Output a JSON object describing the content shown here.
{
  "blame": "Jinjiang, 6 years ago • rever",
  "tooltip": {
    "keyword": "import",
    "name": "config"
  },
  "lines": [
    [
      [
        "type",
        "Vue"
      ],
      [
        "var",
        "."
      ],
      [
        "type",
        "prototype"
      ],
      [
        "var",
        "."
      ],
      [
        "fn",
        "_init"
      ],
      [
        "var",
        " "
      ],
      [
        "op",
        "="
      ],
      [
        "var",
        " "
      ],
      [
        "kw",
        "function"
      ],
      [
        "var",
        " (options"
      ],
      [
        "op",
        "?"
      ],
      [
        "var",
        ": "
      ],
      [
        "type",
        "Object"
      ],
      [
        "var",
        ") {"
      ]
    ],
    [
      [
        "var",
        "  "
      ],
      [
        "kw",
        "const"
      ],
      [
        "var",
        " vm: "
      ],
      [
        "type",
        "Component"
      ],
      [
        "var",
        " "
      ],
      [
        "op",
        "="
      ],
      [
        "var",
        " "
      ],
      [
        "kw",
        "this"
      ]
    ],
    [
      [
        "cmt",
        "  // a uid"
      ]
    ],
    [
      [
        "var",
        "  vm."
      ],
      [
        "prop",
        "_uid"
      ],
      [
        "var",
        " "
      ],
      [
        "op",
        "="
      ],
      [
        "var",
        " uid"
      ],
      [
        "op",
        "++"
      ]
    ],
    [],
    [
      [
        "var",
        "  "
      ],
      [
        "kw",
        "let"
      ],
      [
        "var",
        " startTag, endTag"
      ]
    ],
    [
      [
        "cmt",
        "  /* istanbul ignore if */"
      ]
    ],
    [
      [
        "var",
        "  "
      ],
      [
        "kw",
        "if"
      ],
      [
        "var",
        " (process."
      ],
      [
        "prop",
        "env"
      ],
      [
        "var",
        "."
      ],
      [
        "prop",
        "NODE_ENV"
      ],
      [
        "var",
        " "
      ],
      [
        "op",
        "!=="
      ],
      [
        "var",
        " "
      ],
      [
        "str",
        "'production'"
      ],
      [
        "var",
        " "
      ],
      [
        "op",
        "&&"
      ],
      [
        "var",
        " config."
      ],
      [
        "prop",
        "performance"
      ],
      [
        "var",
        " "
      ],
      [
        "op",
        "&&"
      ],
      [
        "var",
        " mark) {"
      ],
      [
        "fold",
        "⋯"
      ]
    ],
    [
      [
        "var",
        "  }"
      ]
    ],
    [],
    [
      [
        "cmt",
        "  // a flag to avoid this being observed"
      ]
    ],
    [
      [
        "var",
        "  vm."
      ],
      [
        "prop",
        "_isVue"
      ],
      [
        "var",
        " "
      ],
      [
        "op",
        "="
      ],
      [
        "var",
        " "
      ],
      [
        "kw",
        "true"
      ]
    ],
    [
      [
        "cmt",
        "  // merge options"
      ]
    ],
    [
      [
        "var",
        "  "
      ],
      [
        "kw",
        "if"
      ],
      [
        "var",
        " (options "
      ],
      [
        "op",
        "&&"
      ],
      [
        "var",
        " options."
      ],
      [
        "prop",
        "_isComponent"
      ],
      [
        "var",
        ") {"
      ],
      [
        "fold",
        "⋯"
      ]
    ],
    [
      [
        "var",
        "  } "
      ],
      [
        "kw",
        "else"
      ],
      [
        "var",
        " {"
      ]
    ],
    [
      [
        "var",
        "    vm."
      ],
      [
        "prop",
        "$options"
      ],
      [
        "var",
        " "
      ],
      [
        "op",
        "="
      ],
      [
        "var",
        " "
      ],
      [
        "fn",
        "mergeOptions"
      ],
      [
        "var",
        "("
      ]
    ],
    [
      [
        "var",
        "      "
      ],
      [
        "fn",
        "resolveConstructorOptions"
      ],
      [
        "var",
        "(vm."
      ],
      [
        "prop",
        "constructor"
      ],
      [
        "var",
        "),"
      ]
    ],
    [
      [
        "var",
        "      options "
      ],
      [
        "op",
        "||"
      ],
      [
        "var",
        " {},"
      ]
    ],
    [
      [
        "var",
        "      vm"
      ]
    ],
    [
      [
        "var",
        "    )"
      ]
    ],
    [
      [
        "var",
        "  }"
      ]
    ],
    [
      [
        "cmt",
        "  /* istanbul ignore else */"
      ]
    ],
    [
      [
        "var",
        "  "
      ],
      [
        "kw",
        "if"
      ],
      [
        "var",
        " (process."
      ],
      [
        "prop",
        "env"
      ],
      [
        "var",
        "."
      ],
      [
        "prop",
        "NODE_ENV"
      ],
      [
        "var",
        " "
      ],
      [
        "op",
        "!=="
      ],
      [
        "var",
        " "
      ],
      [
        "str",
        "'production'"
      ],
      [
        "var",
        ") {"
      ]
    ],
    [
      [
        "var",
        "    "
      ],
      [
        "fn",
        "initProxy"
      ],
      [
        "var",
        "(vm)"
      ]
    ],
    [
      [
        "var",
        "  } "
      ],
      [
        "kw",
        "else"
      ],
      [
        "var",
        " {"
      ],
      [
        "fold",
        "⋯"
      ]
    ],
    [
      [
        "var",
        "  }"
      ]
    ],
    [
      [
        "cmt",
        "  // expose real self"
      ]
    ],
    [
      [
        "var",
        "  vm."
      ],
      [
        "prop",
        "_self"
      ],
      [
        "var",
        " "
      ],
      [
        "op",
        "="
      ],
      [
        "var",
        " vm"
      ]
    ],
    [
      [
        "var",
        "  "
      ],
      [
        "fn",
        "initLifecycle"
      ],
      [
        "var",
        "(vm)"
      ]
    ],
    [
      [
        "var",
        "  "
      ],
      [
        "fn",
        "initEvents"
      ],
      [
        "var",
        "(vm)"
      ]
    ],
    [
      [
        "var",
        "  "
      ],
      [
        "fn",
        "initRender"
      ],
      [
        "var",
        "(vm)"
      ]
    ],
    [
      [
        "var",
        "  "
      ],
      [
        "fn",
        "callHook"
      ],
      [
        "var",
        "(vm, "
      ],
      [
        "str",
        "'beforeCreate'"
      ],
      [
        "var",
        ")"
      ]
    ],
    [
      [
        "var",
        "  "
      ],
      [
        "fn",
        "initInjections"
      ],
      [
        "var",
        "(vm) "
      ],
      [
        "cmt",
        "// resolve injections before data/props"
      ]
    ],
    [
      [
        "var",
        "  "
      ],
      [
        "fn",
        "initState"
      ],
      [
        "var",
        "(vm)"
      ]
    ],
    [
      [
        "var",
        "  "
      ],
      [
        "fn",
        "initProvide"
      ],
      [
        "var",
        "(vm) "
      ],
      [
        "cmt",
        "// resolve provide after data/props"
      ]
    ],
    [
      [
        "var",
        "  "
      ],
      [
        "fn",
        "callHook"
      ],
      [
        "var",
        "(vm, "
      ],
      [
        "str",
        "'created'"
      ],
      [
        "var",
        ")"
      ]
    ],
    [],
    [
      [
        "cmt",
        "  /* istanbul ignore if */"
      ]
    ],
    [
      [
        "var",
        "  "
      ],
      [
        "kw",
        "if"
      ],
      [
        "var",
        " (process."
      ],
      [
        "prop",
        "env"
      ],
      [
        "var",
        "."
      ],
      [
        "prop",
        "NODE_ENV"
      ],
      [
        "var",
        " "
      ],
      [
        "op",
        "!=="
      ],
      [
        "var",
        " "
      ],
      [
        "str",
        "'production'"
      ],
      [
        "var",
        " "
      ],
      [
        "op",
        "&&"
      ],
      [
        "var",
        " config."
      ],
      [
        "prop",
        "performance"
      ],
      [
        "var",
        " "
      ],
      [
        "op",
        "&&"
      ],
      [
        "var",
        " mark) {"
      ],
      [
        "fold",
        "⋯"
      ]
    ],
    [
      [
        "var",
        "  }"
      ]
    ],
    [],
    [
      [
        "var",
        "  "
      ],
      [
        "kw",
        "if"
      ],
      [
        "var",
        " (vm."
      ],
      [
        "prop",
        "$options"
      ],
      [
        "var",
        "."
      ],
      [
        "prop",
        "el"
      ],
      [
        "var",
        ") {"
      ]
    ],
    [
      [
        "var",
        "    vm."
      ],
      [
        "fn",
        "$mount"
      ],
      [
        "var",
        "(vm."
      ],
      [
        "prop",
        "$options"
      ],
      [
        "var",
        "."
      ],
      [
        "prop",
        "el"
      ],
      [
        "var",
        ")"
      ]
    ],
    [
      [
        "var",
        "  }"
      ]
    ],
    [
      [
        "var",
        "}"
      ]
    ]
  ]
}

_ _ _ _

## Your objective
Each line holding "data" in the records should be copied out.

## Exercise answer
        "// resolve injections before data/props"
        "// resolve provide after data/props"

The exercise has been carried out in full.